→ ACTIVITY
Where the word "list" shows up in the entries below, please copy the whole line.

Data excerpts:
━━━━━━

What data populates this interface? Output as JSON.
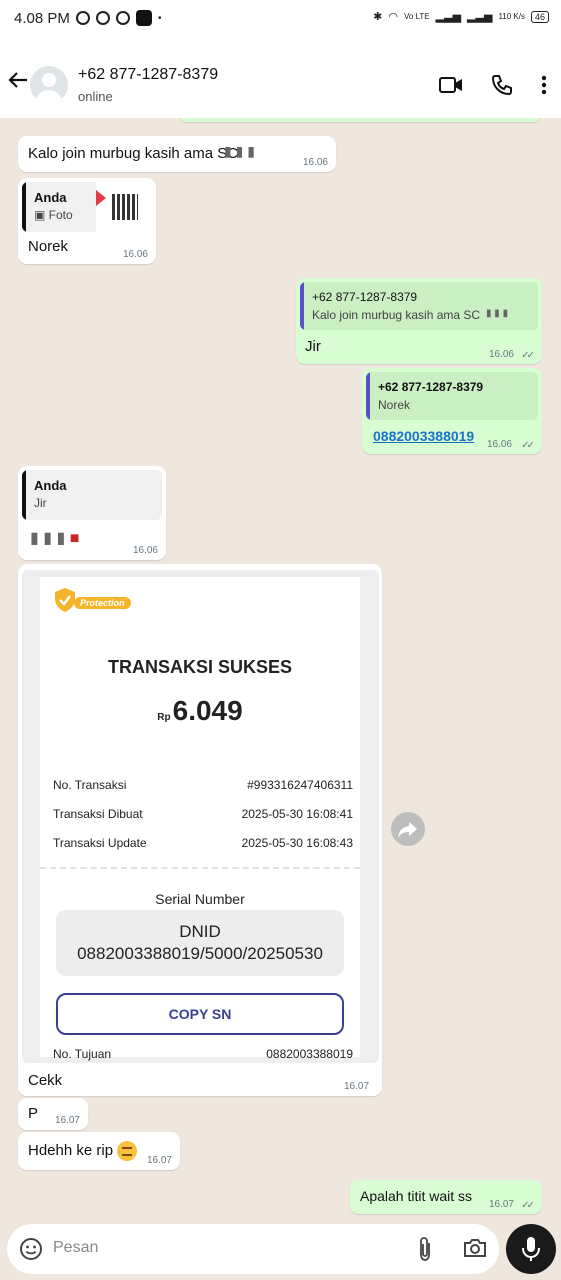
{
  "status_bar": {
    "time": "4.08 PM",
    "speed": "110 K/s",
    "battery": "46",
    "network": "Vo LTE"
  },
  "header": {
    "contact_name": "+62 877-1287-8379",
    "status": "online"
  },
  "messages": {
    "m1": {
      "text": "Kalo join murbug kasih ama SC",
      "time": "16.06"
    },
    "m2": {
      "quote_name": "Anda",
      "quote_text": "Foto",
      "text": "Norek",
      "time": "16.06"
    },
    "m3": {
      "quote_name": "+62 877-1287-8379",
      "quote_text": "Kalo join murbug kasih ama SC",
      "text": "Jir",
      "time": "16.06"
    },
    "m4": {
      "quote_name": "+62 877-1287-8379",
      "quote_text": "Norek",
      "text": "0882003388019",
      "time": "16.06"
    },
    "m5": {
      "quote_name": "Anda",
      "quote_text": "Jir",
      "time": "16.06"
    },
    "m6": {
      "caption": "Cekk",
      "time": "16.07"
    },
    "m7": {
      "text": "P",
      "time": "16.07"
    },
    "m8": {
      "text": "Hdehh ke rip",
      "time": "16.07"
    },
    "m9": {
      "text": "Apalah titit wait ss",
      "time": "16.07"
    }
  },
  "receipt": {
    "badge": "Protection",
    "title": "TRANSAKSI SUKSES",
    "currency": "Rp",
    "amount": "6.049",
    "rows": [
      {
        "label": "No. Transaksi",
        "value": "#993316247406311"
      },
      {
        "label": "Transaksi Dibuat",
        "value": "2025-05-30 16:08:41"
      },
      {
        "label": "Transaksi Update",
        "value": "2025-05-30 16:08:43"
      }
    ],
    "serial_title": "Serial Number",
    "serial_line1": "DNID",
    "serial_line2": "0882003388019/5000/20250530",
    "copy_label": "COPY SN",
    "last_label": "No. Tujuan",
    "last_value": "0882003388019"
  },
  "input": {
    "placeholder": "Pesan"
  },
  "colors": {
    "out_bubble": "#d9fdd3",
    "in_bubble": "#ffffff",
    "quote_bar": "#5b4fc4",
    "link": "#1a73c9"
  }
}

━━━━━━

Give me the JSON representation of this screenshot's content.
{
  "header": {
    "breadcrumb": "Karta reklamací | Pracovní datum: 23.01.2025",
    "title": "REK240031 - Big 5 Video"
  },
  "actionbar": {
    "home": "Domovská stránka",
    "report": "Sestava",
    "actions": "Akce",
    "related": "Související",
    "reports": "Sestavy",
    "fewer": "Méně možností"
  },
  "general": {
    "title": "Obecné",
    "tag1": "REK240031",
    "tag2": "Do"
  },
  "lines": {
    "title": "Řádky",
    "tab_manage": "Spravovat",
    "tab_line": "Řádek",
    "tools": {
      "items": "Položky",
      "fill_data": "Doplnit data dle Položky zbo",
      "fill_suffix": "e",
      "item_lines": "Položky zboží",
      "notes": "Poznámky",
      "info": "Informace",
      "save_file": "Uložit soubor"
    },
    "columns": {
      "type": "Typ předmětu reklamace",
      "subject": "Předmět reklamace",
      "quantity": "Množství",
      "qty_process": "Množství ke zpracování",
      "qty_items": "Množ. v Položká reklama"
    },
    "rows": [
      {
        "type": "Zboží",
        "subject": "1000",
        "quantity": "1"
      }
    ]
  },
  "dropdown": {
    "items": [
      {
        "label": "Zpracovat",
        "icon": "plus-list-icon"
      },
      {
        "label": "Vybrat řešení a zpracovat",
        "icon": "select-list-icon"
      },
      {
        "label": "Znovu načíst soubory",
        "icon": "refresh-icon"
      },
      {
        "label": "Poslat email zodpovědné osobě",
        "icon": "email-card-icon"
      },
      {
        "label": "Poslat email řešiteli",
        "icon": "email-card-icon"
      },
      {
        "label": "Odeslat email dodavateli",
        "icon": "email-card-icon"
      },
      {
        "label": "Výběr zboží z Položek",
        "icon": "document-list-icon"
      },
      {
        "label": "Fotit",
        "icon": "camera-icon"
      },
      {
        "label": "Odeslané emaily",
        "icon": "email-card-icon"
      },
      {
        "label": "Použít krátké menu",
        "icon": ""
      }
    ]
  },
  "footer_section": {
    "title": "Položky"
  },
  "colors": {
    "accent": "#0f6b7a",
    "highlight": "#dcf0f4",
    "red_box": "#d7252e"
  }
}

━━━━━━

→ SOLUTION FOR THIS EXERCISE
        "icon": "plus-list-icon"
        "icon": "select-list-icon"
        "icon": "document-list-icon"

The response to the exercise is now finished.